Exercise details -
Gather every line of the entries that includes the word "object".

Data for this exercise -
Start of Block

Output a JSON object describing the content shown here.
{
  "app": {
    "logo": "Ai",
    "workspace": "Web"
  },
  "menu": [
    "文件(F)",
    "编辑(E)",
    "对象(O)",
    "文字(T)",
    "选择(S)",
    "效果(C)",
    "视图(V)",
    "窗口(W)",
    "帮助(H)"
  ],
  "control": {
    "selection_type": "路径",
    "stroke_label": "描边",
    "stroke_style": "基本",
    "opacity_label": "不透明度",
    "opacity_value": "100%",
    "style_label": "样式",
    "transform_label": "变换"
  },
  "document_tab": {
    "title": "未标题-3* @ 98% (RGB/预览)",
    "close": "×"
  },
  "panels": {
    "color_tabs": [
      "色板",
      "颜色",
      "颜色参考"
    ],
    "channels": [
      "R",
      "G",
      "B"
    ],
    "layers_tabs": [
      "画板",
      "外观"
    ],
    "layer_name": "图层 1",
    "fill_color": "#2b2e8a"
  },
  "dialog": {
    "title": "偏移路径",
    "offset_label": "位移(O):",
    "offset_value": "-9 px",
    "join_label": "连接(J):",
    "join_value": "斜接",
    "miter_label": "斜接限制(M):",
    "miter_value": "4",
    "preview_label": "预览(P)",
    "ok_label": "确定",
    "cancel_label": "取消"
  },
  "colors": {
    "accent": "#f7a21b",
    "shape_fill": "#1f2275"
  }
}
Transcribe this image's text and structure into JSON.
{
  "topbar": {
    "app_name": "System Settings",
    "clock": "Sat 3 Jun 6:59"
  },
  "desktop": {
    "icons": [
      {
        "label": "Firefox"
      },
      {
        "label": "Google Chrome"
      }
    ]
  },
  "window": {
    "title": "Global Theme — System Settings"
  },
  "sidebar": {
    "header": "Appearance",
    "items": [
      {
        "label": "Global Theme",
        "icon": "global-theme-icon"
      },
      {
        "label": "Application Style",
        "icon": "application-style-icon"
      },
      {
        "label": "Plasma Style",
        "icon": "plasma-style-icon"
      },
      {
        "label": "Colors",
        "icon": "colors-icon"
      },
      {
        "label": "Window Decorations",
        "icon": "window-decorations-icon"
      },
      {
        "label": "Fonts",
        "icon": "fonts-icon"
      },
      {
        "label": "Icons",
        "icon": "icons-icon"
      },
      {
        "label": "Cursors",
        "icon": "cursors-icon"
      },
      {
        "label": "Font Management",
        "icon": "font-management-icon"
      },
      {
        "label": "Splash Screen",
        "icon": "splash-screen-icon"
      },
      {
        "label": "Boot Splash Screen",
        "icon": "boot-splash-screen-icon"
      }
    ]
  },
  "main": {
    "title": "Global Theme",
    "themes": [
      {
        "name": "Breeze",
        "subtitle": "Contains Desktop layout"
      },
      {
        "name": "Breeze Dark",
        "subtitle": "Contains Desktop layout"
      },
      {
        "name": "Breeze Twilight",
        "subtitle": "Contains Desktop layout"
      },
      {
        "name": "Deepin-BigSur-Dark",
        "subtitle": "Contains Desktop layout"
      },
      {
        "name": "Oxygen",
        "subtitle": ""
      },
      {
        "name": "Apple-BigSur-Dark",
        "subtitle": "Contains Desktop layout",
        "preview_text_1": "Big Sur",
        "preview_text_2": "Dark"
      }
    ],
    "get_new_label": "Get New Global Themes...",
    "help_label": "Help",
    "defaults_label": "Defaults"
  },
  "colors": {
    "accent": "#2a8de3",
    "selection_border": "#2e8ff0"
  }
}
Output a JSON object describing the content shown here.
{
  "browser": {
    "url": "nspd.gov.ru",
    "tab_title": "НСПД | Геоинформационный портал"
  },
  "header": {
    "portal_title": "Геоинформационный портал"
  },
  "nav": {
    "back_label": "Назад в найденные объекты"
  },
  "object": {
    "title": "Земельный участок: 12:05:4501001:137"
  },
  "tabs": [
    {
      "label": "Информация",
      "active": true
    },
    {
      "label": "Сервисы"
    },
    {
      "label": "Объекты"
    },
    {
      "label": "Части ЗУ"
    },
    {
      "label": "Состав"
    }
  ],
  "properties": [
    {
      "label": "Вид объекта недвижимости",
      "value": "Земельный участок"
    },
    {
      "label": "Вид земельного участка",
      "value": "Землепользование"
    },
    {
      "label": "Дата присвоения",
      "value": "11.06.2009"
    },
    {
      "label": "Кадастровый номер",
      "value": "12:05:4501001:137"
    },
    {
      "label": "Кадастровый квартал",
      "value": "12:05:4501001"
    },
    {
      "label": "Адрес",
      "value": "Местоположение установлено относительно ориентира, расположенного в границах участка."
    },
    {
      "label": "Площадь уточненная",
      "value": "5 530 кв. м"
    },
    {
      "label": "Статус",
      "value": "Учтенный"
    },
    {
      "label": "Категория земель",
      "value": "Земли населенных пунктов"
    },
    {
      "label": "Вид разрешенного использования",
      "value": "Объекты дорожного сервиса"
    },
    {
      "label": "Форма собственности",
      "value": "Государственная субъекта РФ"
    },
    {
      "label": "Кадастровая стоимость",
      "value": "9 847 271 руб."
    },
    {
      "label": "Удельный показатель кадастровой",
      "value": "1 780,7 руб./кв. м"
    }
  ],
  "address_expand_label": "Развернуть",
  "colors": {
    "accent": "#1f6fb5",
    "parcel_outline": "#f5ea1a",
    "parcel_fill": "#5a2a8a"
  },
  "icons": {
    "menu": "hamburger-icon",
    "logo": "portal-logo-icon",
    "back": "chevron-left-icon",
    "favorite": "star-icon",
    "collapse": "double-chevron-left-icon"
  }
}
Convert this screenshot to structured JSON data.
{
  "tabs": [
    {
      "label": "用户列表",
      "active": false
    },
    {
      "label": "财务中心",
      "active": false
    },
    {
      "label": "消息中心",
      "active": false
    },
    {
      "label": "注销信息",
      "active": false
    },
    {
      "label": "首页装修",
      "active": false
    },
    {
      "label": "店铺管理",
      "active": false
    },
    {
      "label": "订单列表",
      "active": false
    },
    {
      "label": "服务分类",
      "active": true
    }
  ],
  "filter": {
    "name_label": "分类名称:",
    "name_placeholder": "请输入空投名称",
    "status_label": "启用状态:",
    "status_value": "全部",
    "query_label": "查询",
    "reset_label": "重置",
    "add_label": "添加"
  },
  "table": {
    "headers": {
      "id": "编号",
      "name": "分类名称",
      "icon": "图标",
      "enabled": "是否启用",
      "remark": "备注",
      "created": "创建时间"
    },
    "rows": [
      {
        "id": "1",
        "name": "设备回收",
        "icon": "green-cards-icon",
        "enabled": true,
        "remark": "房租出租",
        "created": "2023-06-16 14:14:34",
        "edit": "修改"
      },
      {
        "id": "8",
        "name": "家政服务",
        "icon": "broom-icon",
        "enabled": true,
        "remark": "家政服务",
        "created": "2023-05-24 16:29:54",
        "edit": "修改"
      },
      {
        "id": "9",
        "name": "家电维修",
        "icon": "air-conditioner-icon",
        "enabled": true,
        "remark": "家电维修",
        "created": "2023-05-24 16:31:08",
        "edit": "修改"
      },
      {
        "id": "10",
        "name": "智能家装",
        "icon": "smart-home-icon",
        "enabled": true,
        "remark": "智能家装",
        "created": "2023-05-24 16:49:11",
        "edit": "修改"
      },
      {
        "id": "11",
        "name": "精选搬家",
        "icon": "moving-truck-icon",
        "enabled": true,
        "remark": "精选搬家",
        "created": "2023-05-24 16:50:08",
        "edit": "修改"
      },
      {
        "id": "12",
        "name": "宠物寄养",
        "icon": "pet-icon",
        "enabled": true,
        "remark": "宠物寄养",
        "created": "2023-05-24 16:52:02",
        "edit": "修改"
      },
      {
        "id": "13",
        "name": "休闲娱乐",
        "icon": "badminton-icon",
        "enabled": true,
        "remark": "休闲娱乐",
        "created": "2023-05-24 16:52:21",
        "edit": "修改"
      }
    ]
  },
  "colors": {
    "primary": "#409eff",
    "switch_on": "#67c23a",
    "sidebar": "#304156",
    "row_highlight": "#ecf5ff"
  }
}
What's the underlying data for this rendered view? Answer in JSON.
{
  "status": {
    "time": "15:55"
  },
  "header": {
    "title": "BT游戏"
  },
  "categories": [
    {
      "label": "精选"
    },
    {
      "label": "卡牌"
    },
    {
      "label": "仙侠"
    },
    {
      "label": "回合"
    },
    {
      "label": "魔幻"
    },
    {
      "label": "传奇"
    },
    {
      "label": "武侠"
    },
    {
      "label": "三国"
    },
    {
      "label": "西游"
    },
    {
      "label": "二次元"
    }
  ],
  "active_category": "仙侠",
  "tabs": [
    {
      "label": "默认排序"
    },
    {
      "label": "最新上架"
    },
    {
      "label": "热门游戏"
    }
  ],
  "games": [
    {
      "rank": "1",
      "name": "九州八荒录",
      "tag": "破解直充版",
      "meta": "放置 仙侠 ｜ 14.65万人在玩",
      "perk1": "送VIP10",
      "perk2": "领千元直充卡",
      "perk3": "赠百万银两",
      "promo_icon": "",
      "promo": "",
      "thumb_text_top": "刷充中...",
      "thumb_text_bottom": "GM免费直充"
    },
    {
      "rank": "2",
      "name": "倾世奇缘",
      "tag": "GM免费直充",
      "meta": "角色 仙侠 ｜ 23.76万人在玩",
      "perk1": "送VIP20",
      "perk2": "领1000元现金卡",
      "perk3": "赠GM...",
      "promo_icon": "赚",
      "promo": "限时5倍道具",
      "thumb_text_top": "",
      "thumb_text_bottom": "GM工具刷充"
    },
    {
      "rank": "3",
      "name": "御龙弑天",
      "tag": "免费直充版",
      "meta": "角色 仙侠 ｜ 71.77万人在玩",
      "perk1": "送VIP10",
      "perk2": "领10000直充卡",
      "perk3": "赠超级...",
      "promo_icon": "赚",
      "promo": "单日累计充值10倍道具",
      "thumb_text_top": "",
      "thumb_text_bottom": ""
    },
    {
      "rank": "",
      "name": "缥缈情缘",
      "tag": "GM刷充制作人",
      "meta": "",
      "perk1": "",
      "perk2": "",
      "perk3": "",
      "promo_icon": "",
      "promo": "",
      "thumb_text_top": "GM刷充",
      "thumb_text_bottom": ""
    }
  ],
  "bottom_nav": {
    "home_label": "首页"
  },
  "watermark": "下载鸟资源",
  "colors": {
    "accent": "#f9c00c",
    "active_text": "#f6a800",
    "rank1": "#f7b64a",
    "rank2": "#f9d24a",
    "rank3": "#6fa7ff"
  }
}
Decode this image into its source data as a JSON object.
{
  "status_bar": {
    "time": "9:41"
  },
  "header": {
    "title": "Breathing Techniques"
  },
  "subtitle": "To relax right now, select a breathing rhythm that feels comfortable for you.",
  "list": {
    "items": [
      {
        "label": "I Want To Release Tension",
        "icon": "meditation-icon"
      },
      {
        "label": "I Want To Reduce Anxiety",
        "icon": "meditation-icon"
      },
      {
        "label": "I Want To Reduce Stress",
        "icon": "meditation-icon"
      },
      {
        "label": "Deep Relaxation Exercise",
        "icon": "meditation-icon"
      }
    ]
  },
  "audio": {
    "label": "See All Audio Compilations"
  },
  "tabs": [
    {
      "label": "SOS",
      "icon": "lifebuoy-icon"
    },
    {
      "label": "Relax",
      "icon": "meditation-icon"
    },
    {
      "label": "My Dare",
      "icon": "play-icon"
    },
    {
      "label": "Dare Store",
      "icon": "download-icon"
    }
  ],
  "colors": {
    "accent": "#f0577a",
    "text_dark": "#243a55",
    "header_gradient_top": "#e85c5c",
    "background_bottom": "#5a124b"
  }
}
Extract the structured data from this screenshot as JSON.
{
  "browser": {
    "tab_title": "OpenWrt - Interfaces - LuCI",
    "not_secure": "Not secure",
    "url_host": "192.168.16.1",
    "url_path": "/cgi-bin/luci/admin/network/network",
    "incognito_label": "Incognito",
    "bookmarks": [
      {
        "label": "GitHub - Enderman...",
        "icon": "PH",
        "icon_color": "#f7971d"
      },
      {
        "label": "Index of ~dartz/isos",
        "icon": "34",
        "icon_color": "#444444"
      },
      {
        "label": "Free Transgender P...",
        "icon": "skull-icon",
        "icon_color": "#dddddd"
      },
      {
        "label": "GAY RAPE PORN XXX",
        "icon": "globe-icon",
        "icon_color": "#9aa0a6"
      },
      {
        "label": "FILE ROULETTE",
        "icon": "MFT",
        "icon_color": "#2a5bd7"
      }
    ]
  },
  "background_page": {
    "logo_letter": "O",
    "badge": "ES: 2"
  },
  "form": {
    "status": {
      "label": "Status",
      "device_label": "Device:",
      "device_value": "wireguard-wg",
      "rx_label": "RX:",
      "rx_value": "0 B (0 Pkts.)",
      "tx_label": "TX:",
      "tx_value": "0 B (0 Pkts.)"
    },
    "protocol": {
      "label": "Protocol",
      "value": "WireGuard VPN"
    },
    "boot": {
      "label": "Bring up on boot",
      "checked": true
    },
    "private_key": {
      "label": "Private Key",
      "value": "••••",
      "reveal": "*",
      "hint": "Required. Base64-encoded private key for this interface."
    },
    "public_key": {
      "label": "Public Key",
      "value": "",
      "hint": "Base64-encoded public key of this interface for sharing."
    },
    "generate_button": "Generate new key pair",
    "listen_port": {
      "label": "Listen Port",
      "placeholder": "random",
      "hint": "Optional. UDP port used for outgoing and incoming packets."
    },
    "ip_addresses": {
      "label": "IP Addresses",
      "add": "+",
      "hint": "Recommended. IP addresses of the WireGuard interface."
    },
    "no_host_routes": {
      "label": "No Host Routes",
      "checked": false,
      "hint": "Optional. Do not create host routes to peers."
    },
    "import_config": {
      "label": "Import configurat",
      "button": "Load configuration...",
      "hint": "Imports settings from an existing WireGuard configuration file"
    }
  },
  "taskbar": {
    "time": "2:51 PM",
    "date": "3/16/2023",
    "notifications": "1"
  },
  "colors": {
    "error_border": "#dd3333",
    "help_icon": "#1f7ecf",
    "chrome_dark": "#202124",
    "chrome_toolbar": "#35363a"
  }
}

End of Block

Your response -
Output a JSON object describing the content shown here.
Output a JSON object describing the content shown here.
  "object": {
Decode this image into its source data as a JSON object.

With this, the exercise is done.